Items from a data source
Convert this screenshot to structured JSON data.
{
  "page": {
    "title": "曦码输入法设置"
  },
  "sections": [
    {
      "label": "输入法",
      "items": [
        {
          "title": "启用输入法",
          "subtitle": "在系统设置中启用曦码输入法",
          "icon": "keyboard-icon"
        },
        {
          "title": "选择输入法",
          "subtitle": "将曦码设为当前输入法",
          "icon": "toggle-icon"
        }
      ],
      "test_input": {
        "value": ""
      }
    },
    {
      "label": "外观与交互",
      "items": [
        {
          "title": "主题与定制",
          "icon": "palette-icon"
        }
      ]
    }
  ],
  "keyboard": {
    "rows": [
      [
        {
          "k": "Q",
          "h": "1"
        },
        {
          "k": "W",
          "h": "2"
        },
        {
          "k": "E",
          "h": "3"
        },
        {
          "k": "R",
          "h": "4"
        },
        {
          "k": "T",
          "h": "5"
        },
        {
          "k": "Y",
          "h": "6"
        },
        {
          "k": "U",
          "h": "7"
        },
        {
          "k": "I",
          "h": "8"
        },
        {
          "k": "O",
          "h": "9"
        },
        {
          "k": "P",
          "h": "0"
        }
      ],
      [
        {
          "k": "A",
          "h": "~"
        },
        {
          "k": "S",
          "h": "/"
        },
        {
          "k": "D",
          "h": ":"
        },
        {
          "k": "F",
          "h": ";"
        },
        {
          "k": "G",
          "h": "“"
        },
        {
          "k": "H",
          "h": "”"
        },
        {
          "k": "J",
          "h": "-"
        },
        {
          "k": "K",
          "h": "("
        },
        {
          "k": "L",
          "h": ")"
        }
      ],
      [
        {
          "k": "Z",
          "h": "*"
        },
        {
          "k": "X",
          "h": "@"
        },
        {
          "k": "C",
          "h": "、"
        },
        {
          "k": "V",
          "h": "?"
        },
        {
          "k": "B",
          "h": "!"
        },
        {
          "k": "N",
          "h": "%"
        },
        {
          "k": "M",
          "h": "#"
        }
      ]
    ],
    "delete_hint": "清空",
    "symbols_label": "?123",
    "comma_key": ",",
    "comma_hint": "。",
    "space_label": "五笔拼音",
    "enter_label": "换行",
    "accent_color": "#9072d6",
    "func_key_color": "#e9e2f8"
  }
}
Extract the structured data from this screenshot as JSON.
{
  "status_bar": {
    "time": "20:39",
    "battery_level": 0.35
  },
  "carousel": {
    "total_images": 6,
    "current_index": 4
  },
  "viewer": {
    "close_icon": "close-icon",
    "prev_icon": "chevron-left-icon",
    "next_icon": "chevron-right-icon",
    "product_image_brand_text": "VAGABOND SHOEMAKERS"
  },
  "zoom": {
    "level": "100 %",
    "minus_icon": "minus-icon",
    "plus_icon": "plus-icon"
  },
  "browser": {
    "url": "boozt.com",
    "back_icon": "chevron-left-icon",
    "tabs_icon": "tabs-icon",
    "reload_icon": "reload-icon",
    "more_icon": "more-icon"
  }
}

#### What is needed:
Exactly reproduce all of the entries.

#### Written response:
Convert this screenshot to structured JSON data.
{
  "page": {
    "title": "曦码输入法设置"
  },
  "sections": [
    {
      "label": "输入法",
      "items": [
        {
          "title": "启用输入法",
          "subtitle": "在系统设置中启用曦码输入法",
          "icon": "keyboard-icon"
        },
        {
          "title": "选择输入法",
          "subtitle": "将曦码设为当前输入法",
          "icon": "toggle-icon"
        }
      ],
      "test_input": {
        "value": ""
      }
    },
    {
      "label": "外观与交互",
      "items": [
        {
          "title": "主题与定制",
          "icon": "palette-icon"
        }
      ]
    }
  ],
  "keyboard": {
    "rows": [
      [
        {
          "k": "Q",
          "h": "1"
        },
        {
          "k": "W",
          "h": "2"
        },
        {
          "k": "E",
          "h": "3"
        },
        {
          "k": "R",
          "h": "4"
        },
        {
          "k": "T",
          "h": "5"
        },
        {
          "k": "Y",
          "h": "6"
        },
        {
          "k": "U",
          "h": "7"
        },
        {
          "k": "I",
          "h": "8"
        },
        {
          "k": "O",
          "h": "9"
        },
        {
          "k": "P",
          "h": "0"
        }
      ],
      [
        {
          "k": "A",
          "h": "~"
        },
        {
          "k": "S",
          "h": "/"
        },
        {
          "k": "D",
          "h": ":"
        },
        {
          "k": "F",
          "h": ";"
        },
        {
          "k": "G",
          "h": "“"
        },
        {
          "k": "H",
          "h": "”"
        },
        {
          "k": "J",
          "h": "-"
        },
        {
          "k": "K",
          "h": "("
        },
        {
          "k": "L",
          "h": ")"
        }
      ],
      [
        {
          "k": "Z",
          "h": "*"
        },
        {
          "k": "X",
          "h": "@"
        },
        {
          "k": "C",
          "h": "、"
        },
        {
          "k": "V",
          "h": "?"
        },
        {
          "k": "B",
          "h": "!"
        },
        {
          "k": "N",
          "h": "%"
        },
        {
          "k": "M",
          "h": "#"
        }
      ]
    ],
    "delete_hint": "清空",
    "symbols_label": "?123",
    "comma_key": ",",
    "comma_hint": "。",
    "space_label": "五笔拼音",
    "enter_label": "换行",
    "accent_color": "#9072d6",
    "func_key_color": "#e9e2f8"
  }
}
Extract the structured data from this screenshot as JSON.
{
  "status_bar": {
    "time": "20:39",
    "battery_level": 0.35
  },
  "carousel": {
    "total_images": 6,
    "current_index": 4
  },
  "viewer": {
    "close_icon": "close-icon",
    "prev_icon": "chevron-left-icon",
    "next_icon": "chevron-right-icon",
    "product_image_brand_text": "VAGABOND SHOEMAKERS"
  },
  "zoom": {
    "level": "100 %",
    "minus_icon": "minus-icon",
    "plus_icon": "plus-icon"
  },
  "browser": {
    "url": "boozt.com",
    "back_icon": "chevron-left-icon",
    "tabs_icon": "tabs-icon",
    "reload_icon": "reload-icon",
    "more_icon": "more-icon"
  }
}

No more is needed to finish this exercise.